The Fiscal Responsibility Act of 2023, signed into law on June 3, raised the U.S. debt limit and ushered in the most significant revisions of the National Environmental Policy Act (NEPA) in its 50+ year history. While the statutory changes are notable and important to understand, most of the changes codify longstanding agency practice and are expected to have only modest effects on environmental reviews, primarily with respect to timelines for completion.
In addition to these statutory changes, energy and infrastructure developers and other stakeholders are awaiting the White House Council on Environmental Quality’s (CEQ’s) “Phase 2” proposed NEPA rule. CEQ will likely seek to harmonize its proposed rule with the new statutory changes and could pose questions for public comment regarding new provisions that may warrant interpretation by CEQ. Congress may pursue additional permitting-related changes in the coming months, as well.

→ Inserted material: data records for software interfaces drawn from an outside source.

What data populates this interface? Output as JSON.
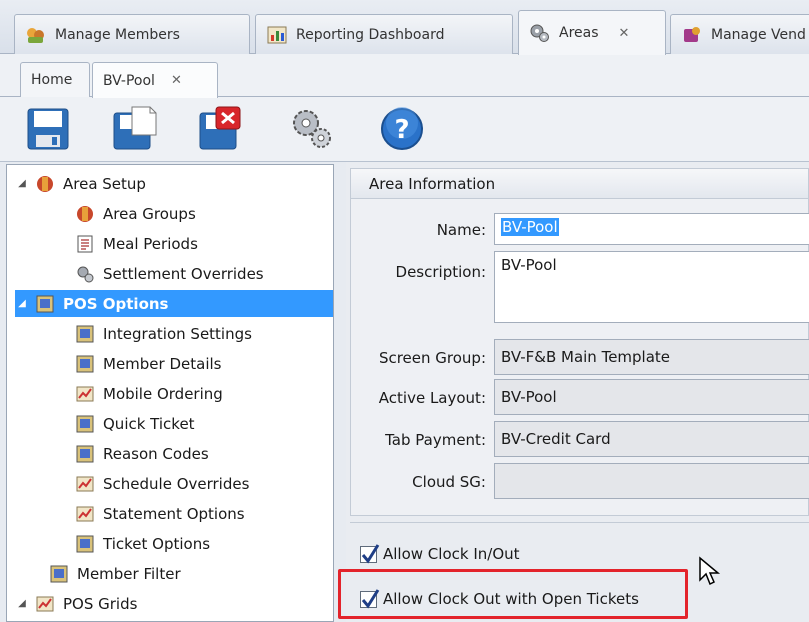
{
  "outer_tabs": [
    {
      "label": "Manage Members",
      "icon": "members-icon"
    },
    {
      "label": "Reporting Dashboard",
      "icon": "dashboard-icon"
    },
    {
      "label": "Areas",
      "icon": "gears-icon",
      "close": "✕"
    },
    {
      "label": "Manage Vend",
      "icon": "vendors-icon"
    }
  ],
  "inner_tabs": [
    {
      "label": "Home"
    },
    {
      "label": "BV-Pool",
      "close": "✕"
    }
  ],
  "toolbar": {
    "buttons": [
      "save-icon",
      "save-new-icon",
      "delete-icon",
      "gears-icon",
      "help-icon"
    ]
  },
  "tree": {
    "nodes": [
      {
        "label": "Area Setup",
        "expander": "◢"
      },
      {
        "label": "Area Groups"
      },
      {
        "label": "Meal Periods"
      },
      {
        "label": "Settlement Overrides"
      },
      {
        "label": "POS Options",
        "expander": "◢",
        "selected": true
      },
      {
        "label": "Integration Settings"
      },
      {
        "label": "Member Details"
      },
      {
        "label": "Mobile Ordering"
      },
      {
        "label": "Quick Ticket"
      },
      {
        "label": "Reason Codes"
      },
      {
        "label": "Schedule Overrides"
      },
      {
        "label": "Statement Options"
      },
      {
        "label": "Ticket Options"
      },
      {
        "label": "Member Filter"
      },
      {
        "label": "POS Grids",
        "expander": "◢"
      }
    ]
  },
  "area_info": {
    "header": "Area Information",
    "name_label": "Name:",
    "name_value": "BV-Pool",
    "description_label": "Description:",
    "description_value": "BV-Pool",
    "screen_group_label": "Screen Group:",
    "screen_group_value": "BV-F&B Main Template",
    "active_layout_label": "Active Layout:",
    "active_layout_value": "BV-Pool",
    "tab_payment_label": "Tab Payment:",
    "tab_payment_value": "BV-Credit Card",
    "cloud_sg_label": "Cloud SG:",
    "cloud_sg_value": ""
  },
  "checkboxes": {
    "allow_clock_in_out": {
      "label": "Allow Clock In/Out",
      "checked": true
    },
    "allow_clock_out_open": {
      "label": "Allow Clock Out with Open Tickets",
      "checked": true
    }
  },
  "colors": {
    "selection": "#3399ff",
    "highlight_border": "#e3232b"
  }
}
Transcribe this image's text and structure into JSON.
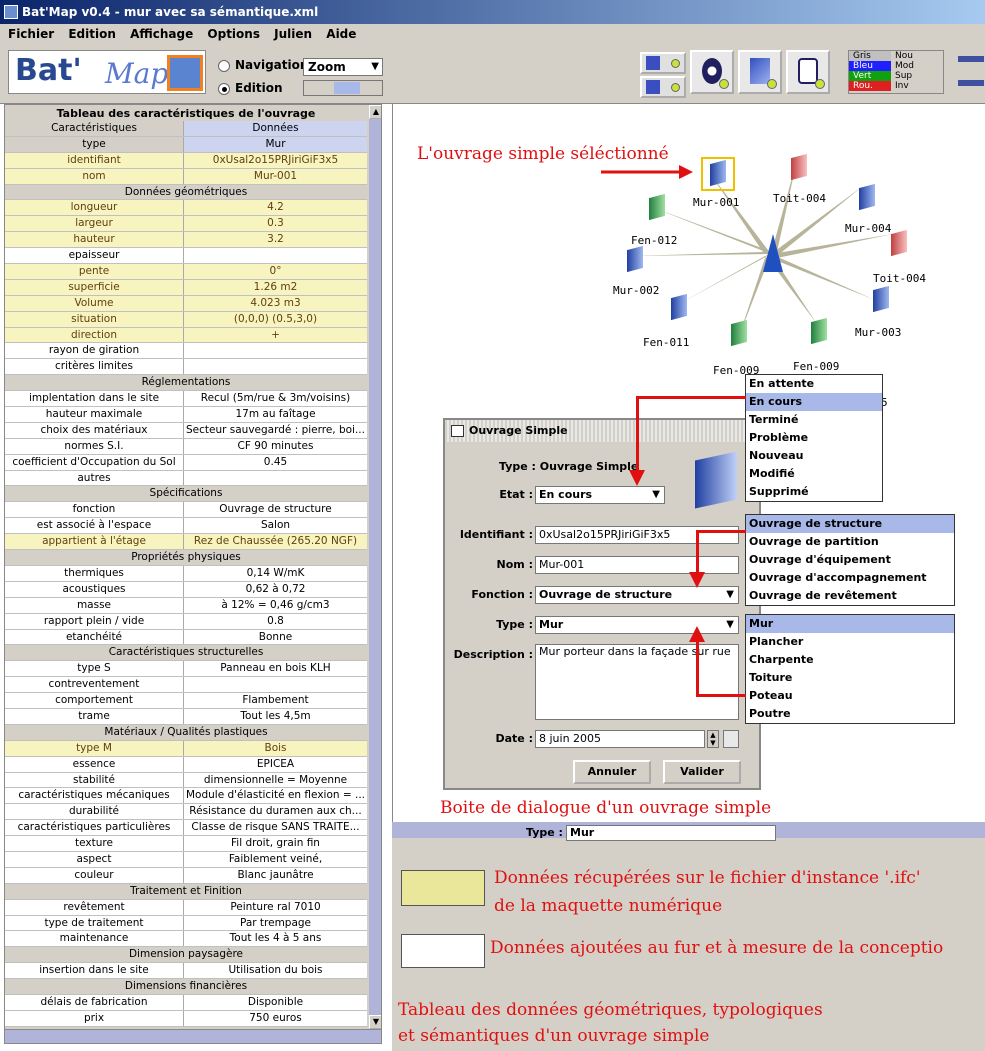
{
  "window": {
    "title": "Bat'Map v0.4 - mur avec sa sémantique.xml"
  },
  "menu": [
    "Fichier",
    "Edition",
    "Affichage",
    "Options",
    "Julien",
    "Aide"
  ],
  "toolbar": {
    "logo_bat": "Bat'",
    "logo_map": "Map.",
    "mode_navigation": "Navigation",
    "mode_edition": "Edition",
    "zoom_label": "Zoom",
    "legend": [
      [
        "Gris",
        "Nou"
      ],
      [
        "Bleu",
        "Mod"
      ],
      [
        "Vert",
        "Sup"
      ],
      [
        "Rou.",
        "Inv"
      ]
    ],
    "legend_colors": [
      "#c0c0c0",
      "#2020ff",
      "#10a010",
      "#e02020"
    ]
  },
  "table": {
    "title": "Tableau des caractéristiques de l'ouvrage",
    "rows": [
      {
        "k": "Caractéristiques",
        "v": "Données",
        "t": "hd"
      },
      {
        "k": "type",
        "v": "Mur",
        "t": "hd"
      },
      {
        "k": "identifiant",
        "v": "0xUsal2o15PRJiriGiF3x5",
        "t": "y"
      },
      {
        "k": "nom",
        "v": "Mur-001",
        "t": "y"
      },
      {
        "k": "Données géométriques",
        "v": "",
        "t": "sec"
      },
      {
        "k": "longueur",
        "v": "4.2",
        "t": "y"
      },
      {
        "k": "largeur",
        "v": "0.3",
        "t": "y"
      },
      {
        "k": "hauteur",
        "v": "3.2",
        "t": "y"
      },
      {
        "k": "epaisseur",
        "v": "",
        "t": "w"
      },
      {
        "k": "pente",
        "v": "0°",
        "t": "y"
      },
      {
        "k": "superficie",
        "v": "1.26 m2",
        "t": "y"
      },
      {
        "k": "Volume",
        "v": "4.023 m3",
        "t": "y"
      },
      {
        "k": "situation",
        "v": "(0,0,0) (0.5,3,0)",
        "t": "y"
      },
      {
        "k": "direction",
        "v": "+",
        "t": "y"
      },
      {
        "k": "rayon de giration",
        "v": "",
        "t": "w"
      },
      {
        "k": "critères limites",
        "v": "",
        "t": "w"
      },
      {
        "k": "Réglementations",
        "v": "",
        "t": "sec"
      },
      {
        "k": "implentation dans le site",
        "v": "Recul (5m/rue & 3m/voisins)",
        "t": "w"
      },
      {
        "k": "hauteur maximale",
        "v": "17m au faîtage",
        "t": "w"
      },
      {
        "k": "choix des matériaux",
        "v": "Secteur sauvegardé : pierre, boi...",
        "t": "w"
      },
      {
        "k": "normes S.I.",
        "v": "CF 90 minutes",
        "t": "w"
      },
      {
        "k": "coefficient d'Occupation du Sol",
        "v": "0.45",
        "t": "w"
      },
      {
        "k": "autres",
        "v": "",
        "t": "w"
      },
      {
        "k": "Spécifications",
        "v": "",
        "t": "sec"
      },
      {
        "k": "fonction",
        "v": "Ouvrage de structure",
        "t": "w"
      },
      {
        "k": "est associé à l'espace",
        "v": "Salon",
        "t": "w"
      },
      {
        "k": "appartient à l'étage",
        "v": "Rez de Chaussée (265.20 NGF)",
        "t": "y"
      },
      {
        "k": "Propriétés physiques",
        "v": "",
        "t": "sec"
      },
      {
        "k": "thermiques",
        "v": "0,14 W/mK",
        "t": "w"
      },
      {
        "k": "acoustiques",
        "v": "0,62 à 0,72",
        "t": "w"
      },
      {
        "k": "masse",
        "v": "à 12% =  0,46 g/cm3",
        "t": "w"
      },
      {
        "k": "rapport plein / vide",
        "v": "0.8",
        "t": "w"
      },
      {
        "k": "etanchéité",
        "v": "Bonne",
        "t": "w"
      },
      {
        "k": "Caractéristiques structurelles",
        "v": "",
        "t": "sec"
      },
      {
        "k": "type S",
        "v": "Panneau en bois KLH",
        "t": "w"
      },
      {
        "k": "contreventement",
        "v": "",
        "t": "w"
      },
      {
        "k": "comportement",
        "v": "Flambement",
        "t": "w"
      },
      {
        "k": "trame",
        "v": "Tout les 4,5m",
        "t": "w"
      },
      {
        "k": "Matériaux / Qualités plastiques",
        "v": "",
        "t": "sec"
      },
      {
        "k": "type M",
        "v": "Bois",
        "t": "y"
      },
      {
        "k": "essence",
        "v": "EPICEA",
        "t": "w"
      },
      {
        "k": "stabilité",
        "v": "dimensionnelle =  Moyenne",
        "t": "w"
      },
      {
        "k": "caractéristiques mécaniques",
        "v": "Module d'élasticité en flexion = ...",
        "t": "w"
      },
      {
        "k": "durabilité",
        "v": "Résistance du duramen aux ch...",
        "t": "w"
      },
      {
        "k": "caractéristiques particulières",
        "v": "Classe de risque SANS TRAITE...",
        "t": "w"
      },
      {
        "k": "texture",
        "v": "Fil droit, grain fin",
        "t": "w"
      },
      {
        "k": "aspect",
        "v": "Faiblement veiné,",
        "t": "w"
      },
      {
        "k": "couleur",
        "v": "Blanc jaunâtre",
        "t": "w"
      },
      {
        "k": "Traitement et Finition",
        "v": "",
        "t": "sec"
      },
      {
        "k": "revêtement",
        "v": "Peinture ral 7010",
        "t": "w"
      },
      {
        "k": "type de traitement",
        "v": "Par trempage",
        "t": "w"
      },
      {
        "k": "maintenance",
        "v": "Tout les 4 à 5 ans",
        "t": "w"
      },
      {
        "k": "Dimension paysagère",
        "v": "",
        "t": "sec"
      },
      {
        "k": "insertion dans le site",
        "v": "Utilisation du bois",
        "t": "w"
      },
      {
        "k": "Dimensions financières",
        "v": "",
        "t": "sec"
      },
      {
        "k": "délais de fabrication",
        "v": "Disponible",
        "t": "w"
      },
      {
        "k": "prix",
        "v": "750 euros",
        "t": "w"
      }
    ]
  },
  "graph": {
    "annotation_selected": "L'ouvrage simple séléctionné",
    "nodes": [
      "Mur-001",
      "Toit-004",
      "Mur-004",
      "Toit-004",
      "Mur-003",
      "Fen-009",
      "Fen-009",
      "Fen-011",
      "Mur-002",
      "Fen-012"
    ]
  },
  "dialog": {
    "title": "Ouvrage Simple",
    "type_line": "Type : Ouvrage Simple",
    "etat_label": "Etat :",
    "etat_value": "En cours",
    "id_label": "Identifiant :",
    "id_value": "0xUsal2o15PRJiriGiF3x5",
    "nom_label": "Nom :",
    "nom_value": "Mur-001",
    "fonction_label": "Fonction :",
    "fonction_value": "Ouvrage de structure",
    "type_label": "Type :",
    "type_value": "Mur",
    "desc_label": "Description :",
    "desc_value": "Mur porteur dans la façade sur rue",
    "date_label": "Date :",
    "date_value": "8 juin 2005",
    "cancel": "Annuler",
    "ok": "Valider",
    "caption": "Boite de dialogue d'un ouvrage simple"
  },
  "popup_etat": [
    "En attente",
    "En cours",
    "Terminé",
    "Problème",
    "Nouveau",
    "Modifié",
    "Supprimé"
  ],
  "popup_fonction": [
    "Ouvrage de structure",
    "Ouvrage de partition",
    "Ouvrage d'équipement",
    "Ouvrage d'accompagnement",
    "Ouvrage de revêtement"
  ],
  "popup_type": [
    "Mur",
    "Plancher",
    "Charpente",
    "Toiture",
    "Poteau",
    "Poutre"
  ],
  "bottom": {
    "type_label": "Type :",
    "type_value": "Mur",
    "legend_yellow_1": "Données récupérées sur le fichier d'instance '.ifc'",
    "legend_yellow_2": "de la maquette numérique",
    "legend_white": "Données ajoutées au fur et à mesure de la conceptio",
    "footer_1": "Tableau des données géométriques, typologiques",
    "footer_2": "et sémantiques d'un ouvrage simple",
    "partial_number": "5"
  }
}
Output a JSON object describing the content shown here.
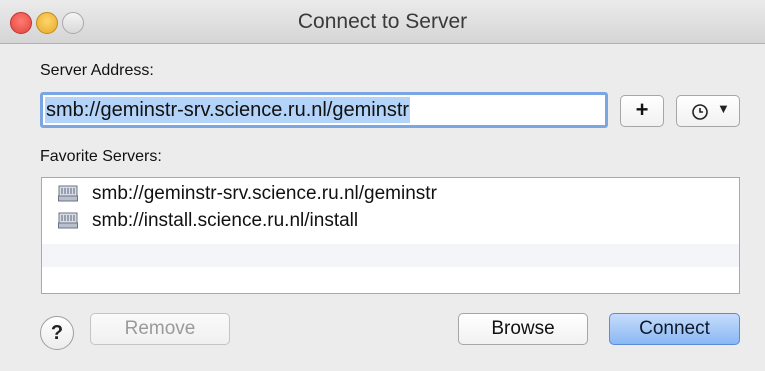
{
  "window": {
    "title": "Connect to Server"
  },
  "server_address": {
    "label": "Server Address:",
    "value": "smb://geminstr-srv.science.ru.nl/geminstr"
  },
  "toolbar": {
    "add_label": "+",
    "recent_icon": "clock-icon",
    "recent_dropdown": "▼"
  },
  "favorites": {
    "label": "Favorite Servers:",
    "items": [
      {
        "icon": "network-server-icon",
        "label": "smb://geminstr-srv.science.ru.nl/geminstr"
      },
      {
        "icon": "network-server-icon",
        "label": "smb://install.science.ru.nl/install"
      }
    ]
  },
  "footer": {
    "help_label": "?",
    "remove_label": "Remove",
    "browse_label": "Browse",
    "connect_label": "Connect"
  },
  "colors": {
    "focus_ring": "#7aa7e4",
    "selection": "#b4d3f9",
    "default_button": "#8ab8f3"
  }
}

The following is a summary of the key changes to NEPA, placed in relevant context.Continue Reading Amendments to the National Environmental Policy Act (NEPA): Permitting Reform in Context